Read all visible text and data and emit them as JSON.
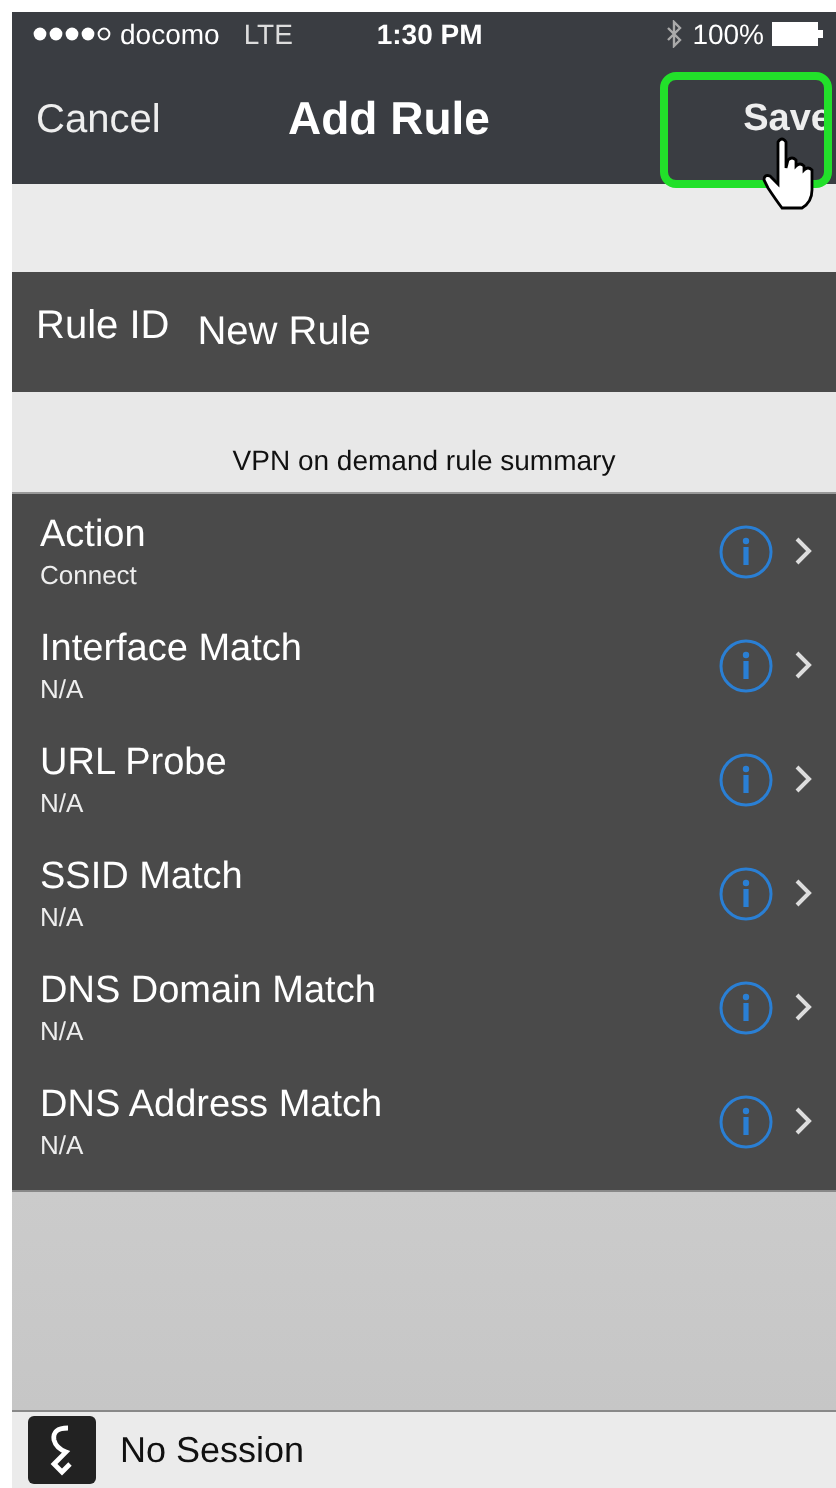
{
  "status_bar": {
    "carrier": "docomo",
    "network": "LTE",
    "time": "1:30 PM",
    "battery": "100%"
  },
  "nav": {
    "left": "Cancel",
    "title": "Add Rule",
    "right": "Save",
    "right_highlighted": true
  },
  "rule_id": {
    "label": "Rule ID",
    "value": "New Rule"
  },
  "section_header": "VPN on demand rule summary",
  "rows": [
    {
      "title": "Action",
      "detail": "Connect"
    },
    {
      "title": "Interface Match",
      "detail": "N/A"
    },
    {
      "title": "URL Probe",
      "detail": "N/A"
    },
    {
      "title": "SSID Match",
      "detail": "N/A"
    },
    {
      "title": "DNS Domain Match",
      "detail": "N/A"
    },
    {
      "title": "DNS Address Match",
      "detail": "N/A"
    }
  ],
  "footer": {
    "status": "No Session"
  }
}
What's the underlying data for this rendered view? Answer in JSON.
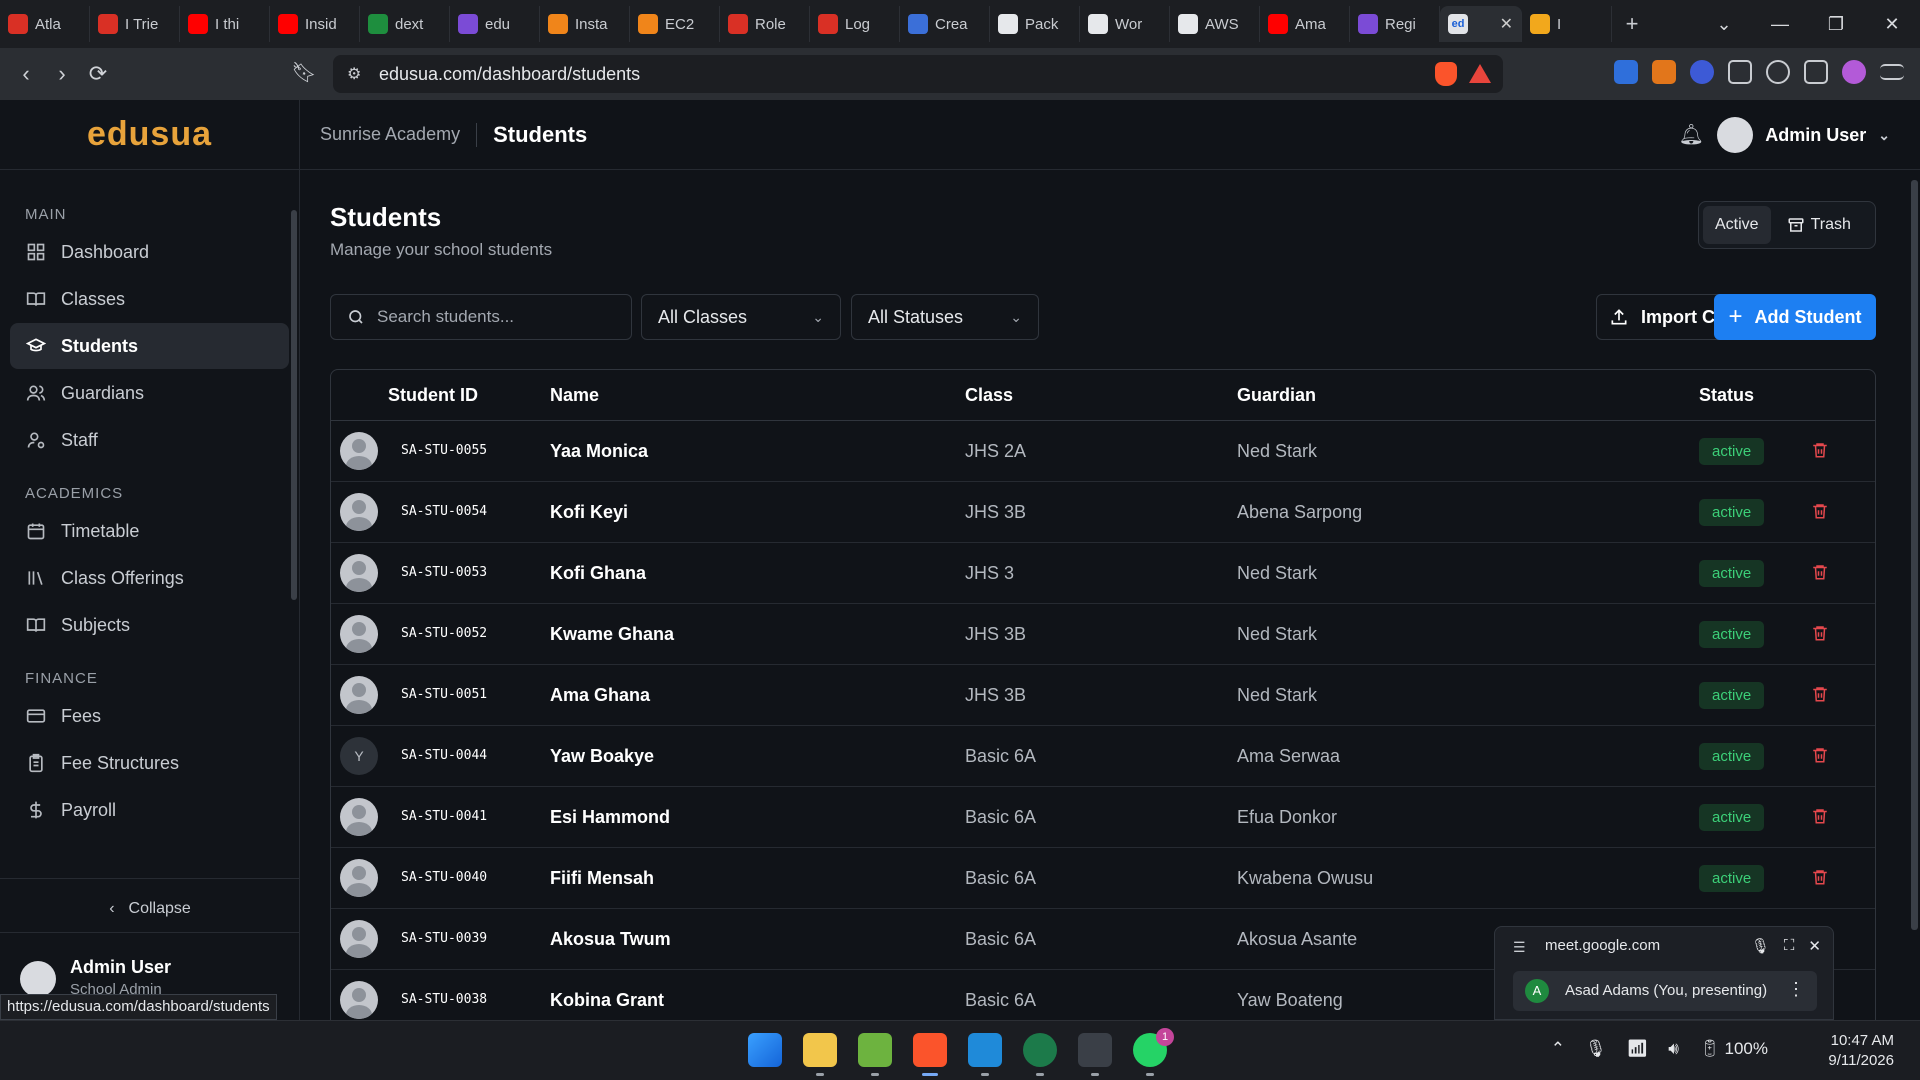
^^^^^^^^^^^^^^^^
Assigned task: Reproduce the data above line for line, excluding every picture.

Answer for the task:
Read all visible text and data and emit them as JSON.
{
  "status_bar": {
    "carrier": "docomo",
    "network": "LTE",
    "time": "1:30 PM",
    "battery": "100%"
  },
  "nav": {
    "left": "Cancel",
    "title": "Add Rule",
    "right": "Save",
    "right_highlighted": true
  },
  "rule_id": {
    "label": "Rule ID",
    "value": "New Rule"
  },
  "section_header": "VPN on demand rule summary",
  "rows": [
    {
      "title": "Action",
      "detail": "Connect"
    },
    {
      "title": "Interface Match",
      "detail": "N/A"
    },
    {
      "title": "URL Probe",
      "detail": "N/A"
    },
    {
      "title": "SSID Match",
      "detail": "N/A"
    },
    {
      "title": "DNS Domain Match",
      "detail": "N/A"
    },
    {
      "title": "DNS Address Match",
      "detail": "N/A"
    }
  ],
  "footer": {
    "status": "No Session"
  }
}
What's the underlying data for this rendered view? Answer in JSON.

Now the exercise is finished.